Spot each line in the records below where the word "Block" occurs, then copy it.

*** Opening of Records for the task ***

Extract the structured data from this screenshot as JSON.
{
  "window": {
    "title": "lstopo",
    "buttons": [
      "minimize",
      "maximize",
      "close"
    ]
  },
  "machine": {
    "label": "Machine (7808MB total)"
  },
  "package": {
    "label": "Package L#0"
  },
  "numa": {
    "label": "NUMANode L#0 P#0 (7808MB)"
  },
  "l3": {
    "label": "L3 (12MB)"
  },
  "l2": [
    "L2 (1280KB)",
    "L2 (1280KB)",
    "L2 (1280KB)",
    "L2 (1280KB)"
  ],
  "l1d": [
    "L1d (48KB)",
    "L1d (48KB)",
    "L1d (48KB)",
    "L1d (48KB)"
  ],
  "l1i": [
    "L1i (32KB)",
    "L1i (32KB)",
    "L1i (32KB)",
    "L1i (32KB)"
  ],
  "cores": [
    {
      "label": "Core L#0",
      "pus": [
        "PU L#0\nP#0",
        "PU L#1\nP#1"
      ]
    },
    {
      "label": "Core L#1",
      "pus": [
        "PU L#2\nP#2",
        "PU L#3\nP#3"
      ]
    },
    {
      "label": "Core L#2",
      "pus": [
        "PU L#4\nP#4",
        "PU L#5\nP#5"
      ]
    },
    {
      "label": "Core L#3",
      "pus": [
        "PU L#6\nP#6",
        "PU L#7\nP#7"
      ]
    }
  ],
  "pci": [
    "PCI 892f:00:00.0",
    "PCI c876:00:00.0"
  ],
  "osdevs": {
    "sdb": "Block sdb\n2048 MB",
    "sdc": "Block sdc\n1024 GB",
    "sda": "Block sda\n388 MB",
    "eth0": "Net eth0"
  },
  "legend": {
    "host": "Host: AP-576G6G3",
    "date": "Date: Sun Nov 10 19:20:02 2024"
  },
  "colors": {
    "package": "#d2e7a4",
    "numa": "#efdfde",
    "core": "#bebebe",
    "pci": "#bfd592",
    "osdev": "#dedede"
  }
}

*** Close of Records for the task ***

▶ _Solved problem_:
    "sdb": "Block sdb\n2048 MB",
    "sdc": "Block sdc\n1024 GB",
    "sda": "Block sda\n388 MB",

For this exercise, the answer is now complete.